Andrej Babis, whose Ano party won the Czech general election in October, was sworn in as prime minister on December 6, although it looks as if the populist billionaire will have to rely on communists and neo-fascists to maintain his single-party government's hold on power.
Babis, the country’s oldest ever premier at 63, has made no progress over the past six weeks in persuading mainstream parties to join him in government because of outstanding charges against him for alleged EU subsidy fraud. The agro-chemicals tycoon now appears resolved to try to govern alone, with at least the toleration of the extremist parties. Ano has 78 seats in the 200-member parliament, the hardline Communists have 15 and the neo-fascist Freedom and Direct Democracy party (SPD) of Tomio Okamura has 22.
There is still speculation that Ano’s partners in the previous government, the Social Democrats and Christian Democrats, could be persuaded to eventually join his government, though this is more likely after the first vote of confidence is held in January. Both parties fear early elections after their vote sunk in the general election. They would be given an excuse to rethink their opposition to Babis, were Czech police to drop the fraud charges, though the case is still under investigation by the EU’s anti-fraud watchdog Olaf.
President Milos Zeman – who has been openly backing Babis as a way to bolster his own re-election chances in January’s presidential election – has said that he will reappoint him as premier if he loses the first vote of confidence. The speaker of the lower house has the right to make the third attempt to find a prime minister. Given that the speaker is Ano’s Radek Vondracek, the party can effectively block any other group of parties from trying to form a government. After three failed votes of confidence there has to be early elections.
But Babis has a good chance of being able to pass the first vote of confidence, so long as one party, or a group of deputies back him, and another party walks out of the chamber during the vote.
So far the Communists have offered to tolerate his government by walking out, and there is speculation the SPD will also do so. This will not be enough to win the vote as he would still need to win a majority of MPs in the chamber – ie 82 of the remaining 163 deputies – and he only has 78 at the moment.
On December 13, Babis’ cabinet will be sworn in. The list contains five ministers from the outgoing coalition government, together with new Ano appointments and unaffiliated experts, but Babis has been unable to persuade any big figures to join his government.
The finance minister will be the former deputy minister, Alena Schillerova, while the foreign minister will be Martin Stropnicky, the former defence minister, who is replaced in his post by Karla Slechtova, the former minister for regional government.
As of December 6, Babis has full prime ministerial powers and he will be able to start changing posts in the administration and state-owned companies. Usually most officials are kept in place, guaranteeing continuity, but Babis has promised an overhaul of government to improve efficiency and root out corruption, so there is some trepidation that he might start a purge. In particular, he could change personnel in key judicial positions such as the chief prosecutor, which could influence the investigation into his fraud case.

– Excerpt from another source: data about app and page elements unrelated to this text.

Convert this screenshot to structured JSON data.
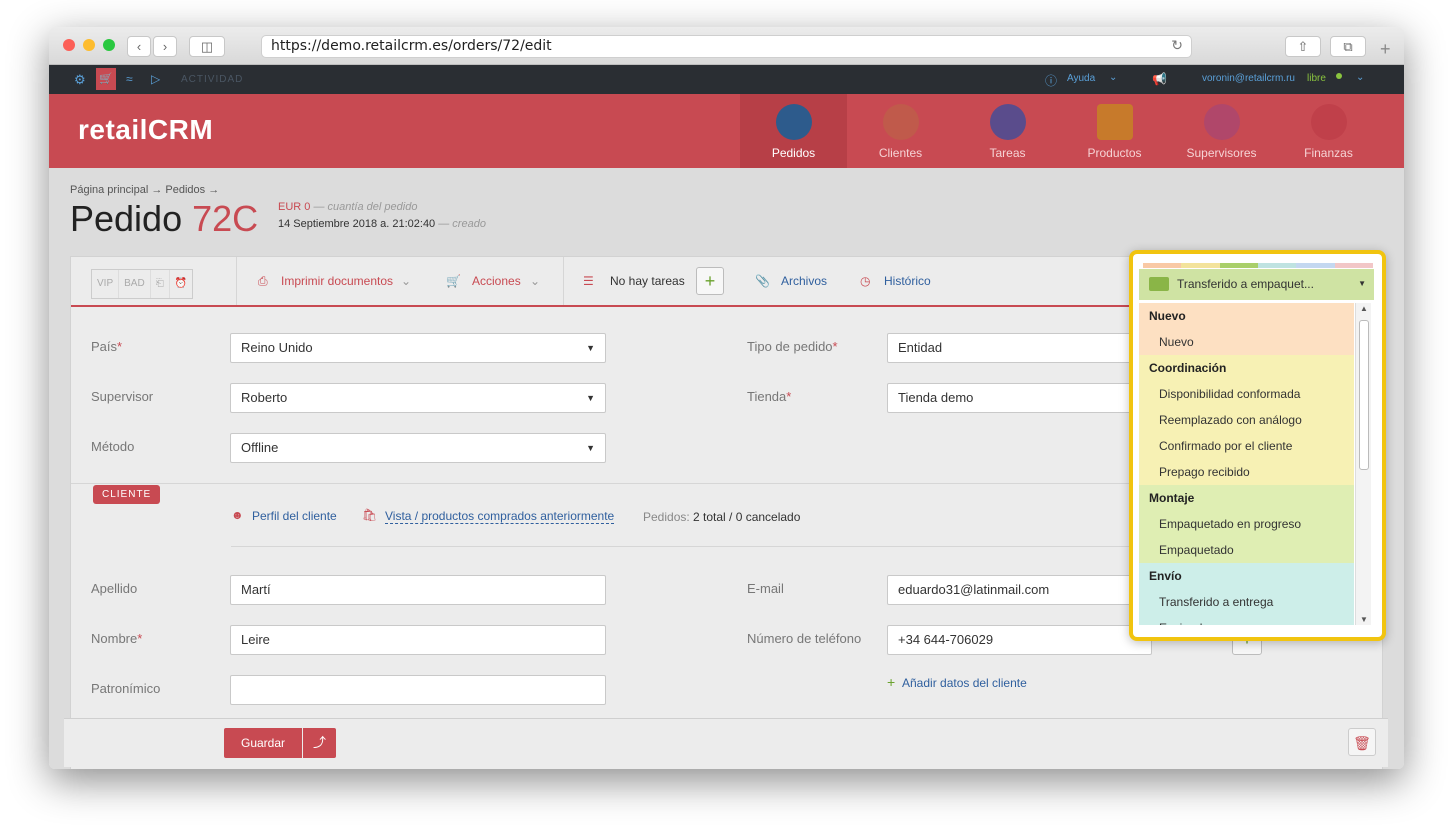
{
  "browser": {
    "url": "https://demo.retailcrm.es/orders/72/edit"
  },
  "topbar": {
    "activity": "ACTIVIDAD",
    "help": "Ayuda",
    "user_email": "voronin@retailcrm.ru",
    "user_status": "libre"
  },
  "header": {
    "logo": "retailCRM",
    "nav": [
      {
        "label": "Pedidos",
        "color": "#2d5b8c"
      },
      {
        "label": "Clientes",
        "color": "#c05a4b"
      },
      {
        "label": "Tareas",
        "color": "#5a4c8c"
      },
      {
        "label": "Productos",
        "color": "#c77a2b"
      },
      {
        "label": "Supervisores",
        "color": "#b0476a"
      },
      {
        "label": "Finanzas",
        "color": "#c0404a"
      }
    ]
  },
  "page": {
    "breadcrumb": "Página principal → Pedidos →",
    "title_prefix": "Pedido",
    "title_number": "72C",
    "amount": "EUR 0",
    "amount_note": "— cuantía del pedido",
    "created": "14 Septiembre 2018 a. 21:02:40",
    "created_note": "— creado"
  },
  "toolbar": {
    "tags": [
      "VIP",
      "BAD",
      "⎗",
      "⏰"
    ],
    "print": "Imprimir documentos",
    "actions": "Acciones",
    "tasks": "No hay tareas",
    "files": "Archivos",
    "history": "Histórico"
  },
  "form": {
    "country_label": "País",
    "country_value": "Reino Unido",
    "supervisor_label": "Supervisor",
    "supervisor_value": "Roberto",
    "method_label": "Método",
    "method_value": "Offline",
    "order_type_label": "Tipo de pedido",
    "order_type_value": "Entidad",
    "store_label": "Tienda",
    "store_value": "Tienda demo"
  },
  "client": {
    "badge": "CLIENTE",
    "profile_link": "Perfil del cliente",
    "history_link": "Vista / productos comprados anteriormente",
    "orders_label": "Pedidos:",
    "orders_value": "2 total / 0 cancelado",
    "surname_label": "Apellido",
    "surname_value": "Martí",
    "name_label": "Nombre",
    "name_value": "Leire",
    "patronymic_label": "Patronímico",
    "email_label": "E-mail",
    "email_value": "eduardo31@latinmail.com",
    "phone_label": "Número de teléfono",
    "phone_value": "+34 644-706029",
    "add_data": "Añadir datos del cliente"
  },
  "footer": {
    "save": "Guardar"
  },
  "status_dropdown": {
    "selected": "Transferido a empaquet...",
    "stripe_colors": [
      "#f9c9a5",
      "#f3e39b",
      "#d7e7a6",
      "#bfe3e1",
      "#c4d8f0",
      "#f2c7c7"
    ],
    "groups": [
      {
        "name": "Nuevo",
        "color": "#fde0c2",
        "items": [
          "Nuevo"
        ]
      },
      {
        "name": "Coordinación",
        "color": "#f7f1b4",
        "items": [
          "Disponibilidad conformada",
          "Reemplazado con análogo",
          "Confirmado por el cliente",
          "Prepago recibido"
        ]
      },
      {
        "name": "Montaje",
        "color": "#dfeeb3",
        "items": [
          "Empaquetado en progreso",
          "Empaquetado"
        ]
      },
      {
        "name": "Envío",
        "color": "#cdeee9",
        "items": [
          "Transferido a entrega",
          "Enviando"
        ]
      }
    ]
  }
}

Babis has made few firm promises of what his government will do in office. This week he has reiterated plans for a massive boost in public investment. However, at the same time he has pledged to cut taxes and keep a tight budget. As finance minister until earlier this year he even ran a surplus, and the current budget draft, which was passed at first reading on December 5, maintains that policy, with a central government deficit of CZK50bn, which is CZK10bn less than that forecast for 2017. The whole general government will continue to be in surplus.
He has also pledged to take a tougher line on migration than his predecessor, Social Democrat PM Bohuslav Sobotka, who resigned this week. He has said that addressing the refugee issue will be one of his main priorities.

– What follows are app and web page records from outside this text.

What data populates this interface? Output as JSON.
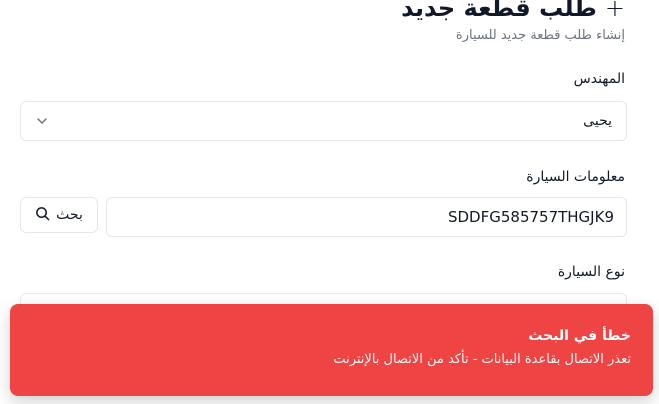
{
  "header": {
    "title": "طلب قطعة جديد",
    "plus_icon": "+",
    "subtitle": "إنشاء طلب قطعة جديد للسيارة"
  },
  "form": {
    "engineer": {
      "label": "المهندس",
      "value": "يحيى",
      "icon": "chevron-down-icon"
    },
    "car_info": {
      "label": "معلومات السيارة",
      "value": "SDDFG585757THGJK9",
      "search_label": "بحث",
      "search_icon": "search-icon"
    },
    "car_type": {
      "label": "نوع السيارة"
    }
  },
  "toast": {
    "title": "خطأ في البحث",
    "description": "تعذر الاتصال بقاعدة البيانات - تأكد من الاتصال بالإنترنت",
    "color": "#ef4444"
  }
}
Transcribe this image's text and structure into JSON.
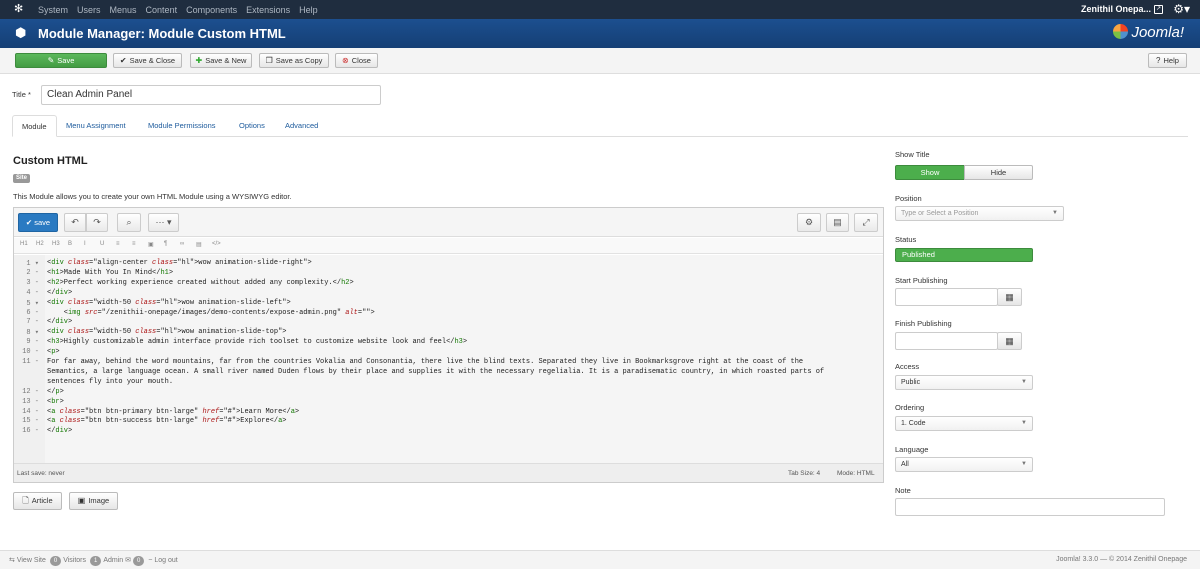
{
  "topnav": {
    "menu": [
      "System",
      "Users",
      "Menus",
      "Content",
      "Components",
      "Extensions",
      "Help"
    ],
    "site_name": "Zenithil Onepa..."
  },
  "header": {
    "title": "Module Manager: Module Custom HTML",
    "brand": "Joomla!"
  },
  "toolbar": {
    "save": "Save",
    "save_close": "Save & Close",
    "save_new": "Save & New",
    "save_copy": "Save as Copy",
    "close": "Close",
    "help": "Help"
  },
  "form": {
    "title_label": "Title *",
    "title_value": "Clean Admin Panel"
  },
  "tabs": [
    "Module",
    "Menu Assignment",
    "Module Permissions",
    "Options",
    "Advanced"
  ],
  "module": {
    "heading": "Custom HTML",
    "badge": "Site",
    "description": "This Module allows you to create your own HTML Module using a WYSIWYG editor."
  },
  "editor": {
    "save_label": "save",
    "format_icons": [
      "H1",
      "H2",
      "H3",
      "B",
      "I",
      "U",
      "≡",
      "≡",
      "▣",
      "¶",
      "∞",
      "▤",
      "</>"
    ],
    "lines": [
      {
        "n": "1",
        "text": "<div class=\"align-center wow animation-slide-right\">"
      },
      {
        "n": "2",
        "text": "<h1>Made With You In Mind</h1>"
      },
      {
        "n": "3",
        "text": "<h2>Perfect working experience created without added any complexity.</h2>"
      },
      {
        "n": "4",
        "text": "</div>"
      },
      {
        "n": "5",
        "text": "<div class=\"width-50 wow animation-slide-left\">"
      },
      {
        "n": "6",
        "text": "    <img src=\"/zenithii-onepage/images/demo-contents/expose-admin.png\" alt=\"\">"
      },
      {
        "n": "7",
        "text": "</div>"
      },
      {
        "n": "8",
        "text": "<div class=\"width-50 wow animation-slide-top\">"
      },
      {
        "n": "9",
        "text": "<h3>Highly customizable admin interface provide rich toolset to customize website look and feel</h3>"
      },
      {
        "n": "10",
        "text": "<p>"
      },
      {
        "n": "11",
        "text": "For far away, behind the word mountains, far from the countries Vokalia and Consonantia, there live the blind texts. Separated they live in Bookmarksgrove right at the coast of the"
      },
      {
        "n": "",
        "text": "Semantics, a large language ocean. A small river named Duden flows by their place and supplies it with the necessary regelialia. It is a paradisematic country, in which roasted parts of"
      },
      {
        "n": "",
        "text": "sentences fly into your mouth."
      },
      {
        "n": "12",
        "text": "</p>"
      },
      {
        "n": "13",
        "text": "<br>"
      },
      {
        "n": "14",
        "text": "<a class=\"btn btn-primary btn-large\" href=\"#\">Learn More</a>"
      },
      {
        "n": "15",
        "text": "<a class=\"btn btn-success btn-large\" href=\"#\">Explore</a>"
      },
      {
        "n": "16",
        "text": "</div>"
      }
    ],
    "last_save": "Last save: never",
    "tab_size": "Tab Size: 4",
    "mode": "Mode: HTML"
  },
  "editor_buttons": {
    "article": "Article",
    "image": "Image"
  },
  "sidebar": {
    "show_title_label": "Show Title",
    "show": "Show",
    "hide": "Hide",
    "position_label": "Position",
    "position_placeholder": "Type or Select a Position",
    "status_label": "Status",
    "status_value": "Published",
    "start_label": "Start Publishing",
    "finish_label": "Finish Publishing",
    "access_label": "Access",
    "access_value": "Public",
    "ordering_label": "Ordering",
    "ordering_value": "1. Code",
    "language_label": "Language",
    "language_value": "All",
    "note_label": "Note"
  },
  "footer": {
    "view_site": "View Site",
    "visitors_count": "0",
    "visitors": "Visitors",
    "admin_count": "1",
    "admin": "Admin",
    "messages_count": "0",
    "logout": "Log out",
    "version": "Joomla! 3.3.0 — © 2014 Zenithil Onepage"
  },
  "colors": {
    "topnav": "#1f2d3f",
    "titlebar": "#1c4f8f",
    "save": "#5cb85c",
    "editor_save": "#2a7ac2",
    "highlight": "#fff200"
  }
}
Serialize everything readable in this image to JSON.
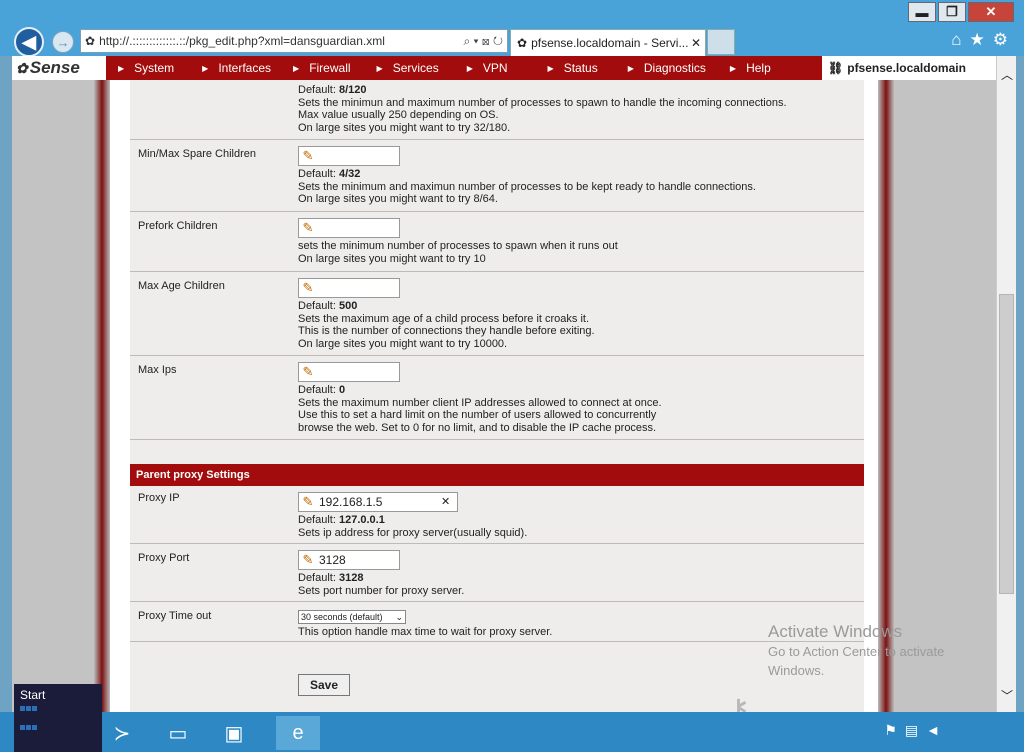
{
  "browser": {
    "url": "http://.:::::::::::::.::/pkg_edit.php?xml=dansguardian.xml",
    "tab_title": "pfsense.localdomain - Servi...",
    "tab_close": "✕",
    "address_tools": "⌕ ▾ ⊠ ↻"
  },
  "window_controls": {
    "minimize": "▬",
    "restore": "❐",
    "close": "✕"
  },
  "pfsense": {
    "logo_text": "Sense",
    "host": "pfsense.localdomain",
    "menu": [
      {
        "label": "System"
      },
      {
        "label": "Interfaces"
      },
      {
        "label": "Firewall"
      },
      {
        "label": "Services"
      },
      {
        "label": "VPN"
      },
      {
        "label": "Status"
      },
      {
        "label": "Diagnostics"
      },
      {
        "label": "Help"
      }
    ]
  },
  "form": {
    "top_row": {
      "default_prefix": "Default: ",
      "default_value": "8/120",
      "desc1": "Sets the minimun and maximum number of processes to spawn to handle the incoming connections.",
      "desc2": "Max value usually 250 depending on OS.",
      "desc3": "On large sites you might want to try 32/180."
    },
    "min_max_spare": {
      "label": "Min/Max Spare Children",
      "default_prefix": "Default: ",
      "default_value": "4/32",
      "desc1": "Sets the minimum and maximun number of processes to be kept ready to handle connections.",
      "desc2": "On large sites you might want to try 8/64."
    },
    "prefork": {
      "label": "Prefork Children",
      "desc1": "sets the minimum number of processes to spawn when it runs out",
      "desc2": "On large sites you might want to try 10"
    },
    "max_age": {
      "label": "Max Age Children",
      "default_prefix": "Default: ",
      "default_value": "500",
      "desc1": "Sets the maximum age of a child process before it croaks it.",
      "desc2": "This is the number of connections they handle before exiting.",
      "desc3": "On large sites you might want to try 10000."
    },
    "max_ips": {
      "label": "Max Ips",
      "default_prefix": "Default: ",
      "default_value": "0",
      "desc1": "Sets the maximum number client IP addresses allowed to connect at once.",
      "desc2": "Use this to set a hard limit on the number of users allowed to concurrently",
      "desc3": "browse the web. Set to 0 for no limit, and to disable the IP cache process."
    },
    "parent_proxy_header": "Parent proxy Settings",
    "proxy_ip": {
      "label": "Proxy IP",
      "value": "192.168.1.5",
      "clear": "✕",
      "default_prefix": "Default: ",
      "default_value": "127.0.0.1",
      "desc1": "Sets ip address for proxy server(usually squid)."
    },
    "proxy_port": {
      "label": "Proxy Port",
      "value": "3128",
      "default_prefix": "Default: ",
      "default_value": "3128",
      "desc1": "Sets port number for proxy server."
    },
    "proxy_timeout": {
      "label": "Proxy Time out",
      "selected": "30 seconds (default)",
      "desc1": "This option handle max time to wait for proxy server."
    },
    "save_label": "Save"
  },
  "watermark": {
    "title": "Activate Windows",
    "line1": "Go to Action Center to activate",
    "line2": "Windows."
  },
  "taskbar": {
    "start_label": "Start"
  },
  "icons": [
    "back-icon",
    "forward-icon",
    "home-icon",
    "star-icon",
    "gear-icon",
    "pencil-icon",
    "powershell-icon",
    "file-explorer-icon",
    "server-manager-icon",
    "internet-explorer-icon"
  ]
}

“Our position on migration is clear,” Babis said after his appointment. “Our country should be more active and propose to the member states and the European Commission a solution to illegal migration. And that solution is a fight against human traffickers.”
The European Commission is expected to launch legal proceedings against the Czech Republic and other rebels on December 7 for their refusal to accept their quota of refugees under the EU’s plan to move them from frontline countries such as Greece and Italy.
“I will first have to negotiate and convince the European Commission not to sue us and to find a different solution,” Babis told a news conference after his appointment. “Quotas are not a solution, and the solution is outside Europe, and we have to win over other member states for this.”